Jeffrey Frentzen

As a plastic surgeon, when you sign off on a press release it happens in a fishbowl, so to speak. You want to promote a new procedure or service in your practice. You research and write the press release copy—or, more likely, you hire a professional to put together the materials. You or your PR representative send the news release to a local newspaper, national “PR wire”-type distribution service, or via e-mail to VIPs who can disseminate the information around the block, across the country, or around the globe.

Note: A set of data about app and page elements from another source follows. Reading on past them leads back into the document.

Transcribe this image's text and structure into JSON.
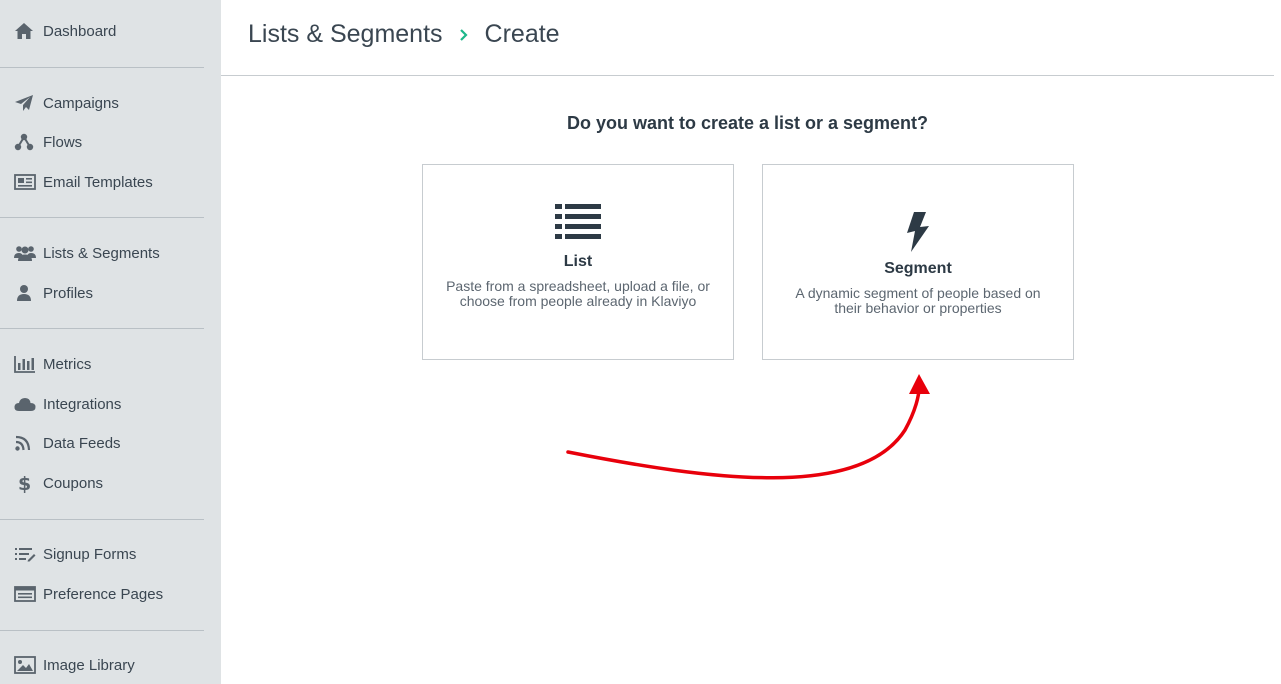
{
  "sidebar": {
    "items": [
      {
        "label": "Dashboard",
        "icon": "home-icon"
      },
      {
        "label": "Campaigns",
        "icon": "paper-plane-icon"
      },
      {
        "label": "Flows",
        "icon": "flow-icon"
      },
      {
        "label": "Email Templates",
        "icon": "newspaper-icon"
      },
      {
        "label": "Lists & Segments",
        "icon": "users-icon"
      },
      {
        "label": "Profiles",
        "icon": "user-icon"
      },
      {
        "label": "Metrics",
        "icon": "bar-chart-icon"
      },
      {
        "label": "Integrations",
        "icon": "cloud-icon"
      },
      {
        "label": "Data Feeds",
        "icon": "rss-icon"
      },
      {
        "label": "Coupons",
        "icon": "dollar-icon"
      },
      {
        "label": "Signup Forms",
        "icon": "form-list-icon"
      },
      {
        "label": "Preference Pages",
        "icon": "browser-window-icon"
      },
      {
        "label": "Image Library",
        "icon": "image-icon"
      }
    ]
  },
  "header": {
    "breadcrumb_parent": "Lists & Segments",
    "breadcrumb_current": "Create"
  },
  "main": {
    "question": "Do you want to create a list or a segment?",
    "cards": [
      {
        "title": "List",
        "description": "Paste from a spreadsheet, upload a file, or choose from people already in Klaviyo",
        "icon": "list-icon"
      },
      {
        "title": "Segment",
        "description": "A dynamic segment of people based on their behavior or properties",
        "icon": "lightning-bolt-icon"
      }
    ]
  },
  "annotation": {
    "color": "#e8000b"
  },
  "colors": {
    "sidebar_bg": "#dfe3e5",
    "accent": "#1db78a",
    "text": "#2d3a45"
  }
}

Have you read your own press copy? I mean really read it for originality, looking for gaffes and similarities to other physicians’ news blasts? Well, I see nearly every news release that crosses the cyber-transom, and I have news for you: Chances are, your announcement will read like every other news release squeezed out of practices across the country.

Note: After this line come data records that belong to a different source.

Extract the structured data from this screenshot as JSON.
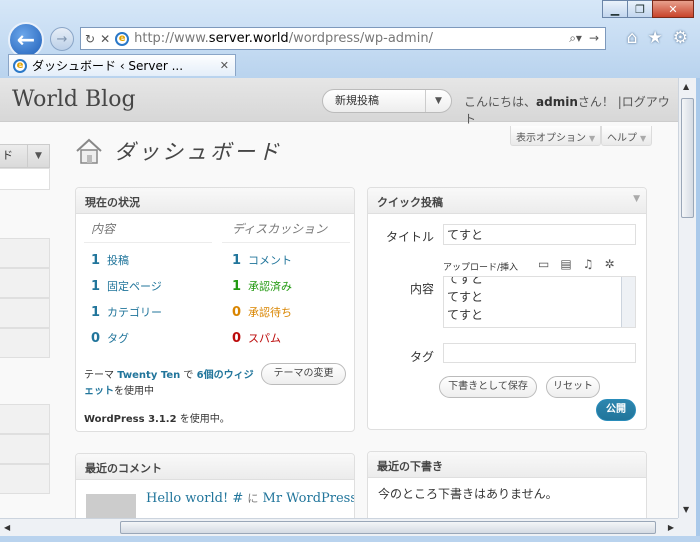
{
  "browser": {
    "url_prefix": "http://www.",
    "url_domain": "server.world",
    "url_path": "/wordpress/wp-admin/",
    "tab_title": "ダッシュボード ‹ Server ..."
  },
  "header": {
    "blog_title": "World Blog",
    "favorite_action": "新規投稿",
    "greeting_prefix": "こんにちは、",
    "username": "admin",
    "greeting_suffix": "さん！",
    "separator": "|",
    "logout": "ログアウト"
  },
  "sidebar": {
    "collapse_label": "ド"
  },
  "screen_meta": {
    "options": "表示オプション",
    "help": "ヘルプ"
  },
  "page_title": "ダッシュボード",
  "right_now": {
    "title": "現在の状況",
    "content_header": "内容",
    "discussion_header": "ディスカッション",
    "content": [
      {
        "count": "1",
        "label": "投稿"
      },
      {
        "count": "1",
        "label": "固定ページ"
      },
      {
        "count": "1",
        "label": "カテゴリー"
      },
      {
        "count": "0",
        "label": "タグ"
      }
    ],
    "discussion": [
      {
        "count": "1",
        "label": "コメント"
      },
      {
        "count": "1",
        "label": "承認済み"
      },
      {
        "count": "0",
        "label": "承認待ち"
      },
      {
        "count": "0",
        "label": "スパム"
      }
    ],
    "theme_prefix": "テーマ",
    "theme_name": "Twenty Ten",
    "theme_mid": "で",
    "widgets_link": "6個のウィジェット",
    "theme_suffix": "を使用中",
    "change_theme": "テーマの変更",
    "version_text": "WordPress 3.1.2",
    "version_suffix": "を使用中。"
  },
  "quick_press": {
    "title": "クイック投稿",
    "title_label": "タイトル",
    "title_value": "てすと",
    "upload_label": "アップロード/挿入",
    "content_label": "内容",
    "content_lines": [
      "てすと",
      "てすと",
      "てすと"
    ],
    "tags_label": "タグ",
    "tags_value": "",
    "save_draft": "下書きとして保存",
    "reset": "リセット",
    "publish": "公開"
  },
  "recent_comments": {
    "title": "最近のコメント",
    "post_link": "Hello world!",
    "hash": "#",
    "on": "に",
    "author": "Mr WordPress"
  },
  "recent_drafts": {
    "title": "最近の下書き",
    "empty": "今のところ下書きはありません。"
  }
}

The wording in many plastic surgeon-related press releases tends to follow a tried-and-true pattern:

Dr. XYZ of Your Town USA wants to tell you he is now offering such-and-such new procedure

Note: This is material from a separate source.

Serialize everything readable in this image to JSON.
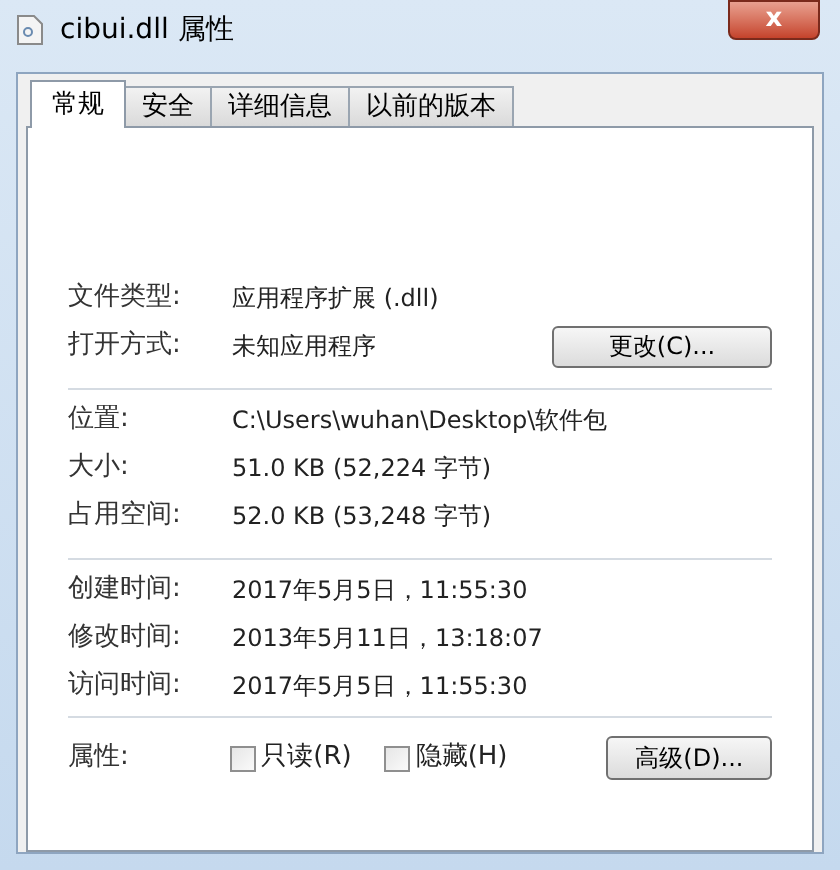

Such-and-such procedure is … followed by a description that may have been cobbled together from vendor information and online sources.

Very often, the processes described come straight out of ASPS or ASAPS literature or some well-known published description. Sometimes—perhaps many times—there is absolutely nothing new about the process being touted as new.

For example, a high-profile medical center recently began promoting a “new” bariatric surgery procedure that it characterized as a way to cure diabetes, and that this “incredible development for patients” was being offered exclusively by the organization.

The news release started by saying that type 2 diabetes can be cured by bariatric surgery but concludes with a quote from a medical center physician saying that nothing is conclusive.

Let us review a smattering of the literature on the subject:

  • “When Should Bariatric Surgery be Used in the Treatment of Type 2 Diabetes?”, published in the British Journal of Diabetes and Vascular Disease (;
  • “Gastric Bypass Surgery Explored as Cure for Type 2 Diabetes,” a report on a presentation made at the American Association of Clinical Endocrinologists (AACE) 16th Annual Meeting and Clinical Congress in 2007. (; and,
  • “Obesity Operation May Cure Diabetes in Many,” an article from MSNBC’s Web site (

I purposefully chose mainstream news reports in order to show that without ever getting into the technical medical literature, one can find out immediately that although bariatric surgery (especially gastric bypass) may curb type 2 diabetes in a majority of patients, the process and its results still need more study.

Nothing is wrong with the medical center trying to promote its new processes and services, but what is the newsworthiness of the announcement?

This same syndrome can be found throughout the media, from all manner of physicians across the country. When you are approving copy for marketing your practice, make sure the facts are correct. While it is tempting to rework a years-old procedure into becoming a “new technique” that you offer, make sure your copywriter is accurate about the techniques and their results, as well as claims that may or may not be provable.


The prospective patient follows a similar research arc that I demonstrated above. In this next example, a physician created a popular “lunchtime lift” facelift procedure and has gotten some recognition for it—albeit not necessarily the kind of recognition he was looking for.

The facelift procedure received a raft of pointed criticism in a Web-based discussion forum that is well read by the medical community as well as by people looking for resources for cosmetic surgery.

Media-generated reports have also praised it, even though physicians have booed the procedure publicly on the aforementioned discussion forum. This is the physician’s marketing nightmare. Almost no amount of damage control can repair the problems created by fellow colleagues railing against your new procedure.

Nothing is wrong with promoting oneself on the wings of a minimally invasive technique that you have created that has caught on. This approach to marketing one’s practice is, I’m sure, gratifying on many levels.

However, there is a backlash effect that happens on the Web. The prospective patient may automatically give increased weight to a negative online “review” versus any attempt by you to legitimize your own procedure.